Count the lines below that contain the word "location", and reply with only that number.
+-------+
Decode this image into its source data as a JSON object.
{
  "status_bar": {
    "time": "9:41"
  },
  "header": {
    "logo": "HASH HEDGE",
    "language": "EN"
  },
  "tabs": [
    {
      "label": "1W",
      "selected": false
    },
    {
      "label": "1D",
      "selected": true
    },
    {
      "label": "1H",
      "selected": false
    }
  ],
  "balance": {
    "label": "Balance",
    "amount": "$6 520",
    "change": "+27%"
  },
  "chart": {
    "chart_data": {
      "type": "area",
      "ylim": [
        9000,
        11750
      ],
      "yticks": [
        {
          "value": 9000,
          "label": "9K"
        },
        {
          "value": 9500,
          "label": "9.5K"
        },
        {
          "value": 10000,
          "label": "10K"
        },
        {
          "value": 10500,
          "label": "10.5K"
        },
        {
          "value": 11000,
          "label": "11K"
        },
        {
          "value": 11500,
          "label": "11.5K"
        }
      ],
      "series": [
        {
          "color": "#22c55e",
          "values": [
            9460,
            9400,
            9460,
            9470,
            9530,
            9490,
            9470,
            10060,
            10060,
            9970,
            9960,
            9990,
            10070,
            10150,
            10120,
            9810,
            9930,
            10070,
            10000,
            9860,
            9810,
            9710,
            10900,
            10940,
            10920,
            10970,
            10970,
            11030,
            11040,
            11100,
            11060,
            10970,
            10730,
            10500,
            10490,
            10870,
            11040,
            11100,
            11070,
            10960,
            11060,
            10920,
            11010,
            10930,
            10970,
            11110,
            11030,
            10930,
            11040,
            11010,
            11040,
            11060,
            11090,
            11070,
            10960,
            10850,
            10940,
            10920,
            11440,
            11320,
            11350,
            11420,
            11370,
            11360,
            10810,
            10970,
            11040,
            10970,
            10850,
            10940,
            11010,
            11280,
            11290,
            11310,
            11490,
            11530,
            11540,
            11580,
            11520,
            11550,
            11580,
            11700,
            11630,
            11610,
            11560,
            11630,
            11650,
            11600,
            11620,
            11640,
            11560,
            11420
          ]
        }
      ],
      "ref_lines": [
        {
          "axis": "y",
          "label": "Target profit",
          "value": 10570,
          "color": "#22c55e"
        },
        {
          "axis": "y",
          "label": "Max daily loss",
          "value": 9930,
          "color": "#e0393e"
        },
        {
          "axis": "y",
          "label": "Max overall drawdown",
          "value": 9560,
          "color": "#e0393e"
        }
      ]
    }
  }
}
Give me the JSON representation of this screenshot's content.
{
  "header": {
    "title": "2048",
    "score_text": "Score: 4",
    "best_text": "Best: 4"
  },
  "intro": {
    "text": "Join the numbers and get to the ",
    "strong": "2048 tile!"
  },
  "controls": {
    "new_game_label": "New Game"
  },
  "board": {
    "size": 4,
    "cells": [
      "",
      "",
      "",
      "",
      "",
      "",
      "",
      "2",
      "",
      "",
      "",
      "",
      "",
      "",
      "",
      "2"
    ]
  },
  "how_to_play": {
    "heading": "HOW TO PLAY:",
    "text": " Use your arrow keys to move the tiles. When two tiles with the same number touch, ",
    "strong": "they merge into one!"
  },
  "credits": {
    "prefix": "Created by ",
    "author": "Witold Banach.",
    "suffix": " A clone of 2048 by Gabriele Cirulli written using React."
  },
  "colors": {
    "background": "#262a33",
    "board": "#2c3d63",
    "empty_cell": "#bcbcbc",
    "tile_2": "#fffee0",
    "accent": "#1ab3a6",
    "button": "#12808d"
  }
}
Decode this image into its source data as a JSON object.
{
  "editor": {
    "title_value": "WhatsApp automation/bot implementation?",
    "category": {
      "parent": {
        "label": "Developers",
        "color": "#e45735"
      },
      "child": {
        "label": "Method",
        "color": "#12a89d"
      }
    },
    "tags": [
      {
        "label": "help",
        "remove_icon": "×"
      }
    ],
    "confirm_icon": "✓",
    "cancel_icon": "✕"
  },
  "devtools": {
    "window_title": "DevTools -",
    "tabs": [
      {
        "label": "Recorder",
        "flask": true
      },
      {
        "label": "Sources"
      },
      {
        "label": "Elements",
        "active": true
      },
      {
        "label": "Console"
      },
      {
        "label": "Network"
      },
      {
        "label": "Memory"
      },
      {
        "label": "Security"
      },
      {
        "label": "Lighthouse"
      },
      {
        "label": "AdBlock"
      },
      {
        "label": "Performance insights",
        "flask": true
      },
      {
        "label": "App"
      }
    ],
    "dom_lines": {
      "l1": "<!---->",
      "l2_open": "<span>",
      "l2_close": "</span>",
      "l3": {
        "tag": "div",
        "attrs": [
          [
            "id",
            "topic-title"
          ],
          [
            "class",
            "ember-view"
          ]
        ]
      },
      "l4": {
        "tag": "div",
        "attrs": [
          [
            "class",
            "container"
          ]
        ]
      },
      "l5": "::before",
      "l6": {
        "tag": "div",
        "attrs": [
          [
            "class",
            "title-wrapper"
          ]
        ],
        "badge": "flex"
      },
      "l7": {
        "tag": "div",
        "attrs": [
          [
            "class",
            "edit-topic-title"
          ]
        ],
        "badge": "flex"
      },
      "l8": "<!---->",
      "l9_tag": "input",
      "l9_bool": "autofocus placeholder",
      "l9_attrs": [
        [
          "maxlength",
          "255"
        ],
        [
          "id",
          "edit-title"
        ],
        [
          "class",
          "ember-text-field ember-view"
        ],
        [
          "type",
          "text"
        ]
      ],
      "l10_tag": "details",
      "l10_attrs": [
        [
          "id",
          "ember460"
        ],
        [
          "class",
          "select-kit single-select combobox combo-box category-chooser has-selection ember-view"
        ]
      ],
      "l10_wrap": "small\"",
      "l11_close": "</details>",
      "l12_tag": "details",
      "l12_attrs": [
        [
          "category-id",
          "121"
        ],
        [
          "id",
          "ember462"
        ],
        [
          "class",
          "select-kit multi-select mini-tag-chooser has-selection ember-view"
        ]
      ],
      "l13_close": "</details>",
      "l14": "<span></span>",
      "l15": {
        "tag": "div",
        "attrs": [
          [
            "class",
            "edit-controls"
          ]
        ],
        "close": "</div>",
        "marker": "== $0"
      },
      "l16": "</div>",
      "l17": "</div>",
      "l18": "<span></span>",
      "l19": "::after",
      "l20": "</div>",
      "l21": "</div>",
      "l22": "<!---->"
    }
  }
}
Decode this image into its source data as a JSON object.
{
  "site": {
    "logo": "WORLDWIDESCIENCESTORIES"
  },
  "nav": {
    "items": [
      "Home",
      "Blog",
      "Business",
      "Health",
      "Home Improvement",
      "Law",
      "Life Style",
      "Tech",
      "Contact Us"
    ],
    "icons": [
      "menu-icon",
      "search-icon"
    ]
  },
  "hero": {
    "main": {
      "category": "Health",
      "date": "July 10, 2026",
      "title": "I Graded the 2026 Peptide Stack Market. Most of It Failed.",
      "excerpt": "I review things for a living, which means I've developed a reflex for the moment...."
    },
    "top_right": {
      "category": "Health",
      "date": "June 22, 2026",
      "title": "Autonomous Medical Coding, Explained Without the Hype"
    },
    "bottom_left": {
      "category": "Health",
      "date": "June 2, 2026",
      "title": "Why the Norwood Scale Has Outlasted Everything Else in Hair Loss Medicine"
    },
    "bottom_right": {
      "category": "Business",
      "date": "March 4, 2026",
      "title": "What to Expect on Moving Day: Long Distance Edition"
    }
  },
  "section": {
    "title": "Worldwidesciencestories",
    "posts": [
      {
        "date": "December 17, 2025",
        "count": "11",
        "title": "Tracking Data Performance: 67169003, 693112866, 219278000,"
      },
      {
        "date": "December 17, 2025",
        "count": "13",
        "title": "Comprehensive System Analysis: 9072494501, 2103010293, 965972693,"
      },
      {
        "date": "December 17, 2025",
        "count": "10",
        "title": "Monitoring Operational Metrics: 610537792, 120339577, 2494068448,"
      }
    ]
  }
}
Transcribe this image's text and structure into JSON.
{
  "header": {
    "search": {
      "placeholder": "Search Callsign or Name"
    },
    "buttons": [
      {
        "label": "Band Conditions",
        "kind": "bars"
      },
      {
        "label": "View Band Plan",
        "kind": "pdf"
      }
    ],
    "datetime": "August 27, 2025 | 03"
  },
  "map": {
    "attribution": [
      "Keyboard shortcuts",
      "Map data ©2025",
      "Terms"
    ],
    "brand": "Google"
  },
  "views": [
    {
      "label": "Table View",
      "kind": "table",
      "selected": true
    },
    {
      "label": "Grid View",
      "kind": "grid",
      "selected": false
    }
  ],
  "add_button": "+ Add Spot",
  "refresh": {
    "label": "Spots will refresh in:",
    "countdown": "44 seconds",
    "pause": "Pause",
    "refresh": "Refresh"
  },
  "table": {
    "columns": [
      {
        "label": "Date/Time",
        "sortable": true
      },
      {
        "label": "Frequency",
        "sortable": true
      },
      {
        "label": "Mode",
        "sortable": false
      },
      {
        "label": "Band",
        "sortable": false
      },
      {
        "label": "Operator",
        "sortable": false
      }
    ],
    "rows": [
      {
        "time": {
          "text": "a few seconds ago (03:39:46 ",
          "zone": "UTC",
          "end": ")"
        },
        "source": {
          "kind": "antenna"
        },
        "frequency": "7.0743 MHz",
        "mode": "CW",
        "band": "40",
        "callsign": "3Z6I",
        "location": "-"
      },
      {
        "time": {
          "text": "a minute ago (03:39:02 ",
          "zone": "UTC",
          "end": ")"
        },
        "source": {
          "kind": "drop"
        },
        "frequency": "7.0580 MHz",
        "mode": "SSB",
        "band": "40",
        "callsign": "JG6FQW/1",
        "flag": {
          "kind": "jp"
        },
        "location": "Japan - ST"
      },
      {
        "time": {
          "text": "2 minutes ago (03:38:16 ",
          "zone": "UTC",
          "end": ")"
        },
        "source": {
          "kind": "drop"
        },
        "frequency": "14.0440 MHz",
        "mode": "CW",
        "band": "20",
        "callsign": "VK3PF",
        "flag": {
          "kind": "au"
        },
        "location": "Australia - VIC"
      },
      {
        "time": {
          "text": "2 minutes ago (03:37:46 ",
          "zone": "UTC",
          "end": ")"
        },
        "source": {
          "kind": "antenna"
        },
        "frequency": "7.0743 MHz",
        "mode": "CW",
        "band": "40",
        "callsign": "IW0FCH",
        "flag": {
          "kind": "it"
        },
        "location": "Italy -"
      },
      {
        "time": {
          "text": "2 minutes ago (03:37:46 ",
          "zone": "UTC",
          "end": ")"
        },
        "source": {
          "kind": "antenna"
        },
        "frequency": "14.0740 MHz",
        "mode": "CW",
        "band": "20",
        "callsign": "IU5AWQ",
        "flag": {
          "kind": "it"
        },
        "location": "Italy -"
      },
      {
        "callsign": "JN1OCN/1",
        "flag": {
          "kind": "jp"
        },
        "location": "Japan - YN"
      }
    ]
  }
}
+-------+
Task response: 6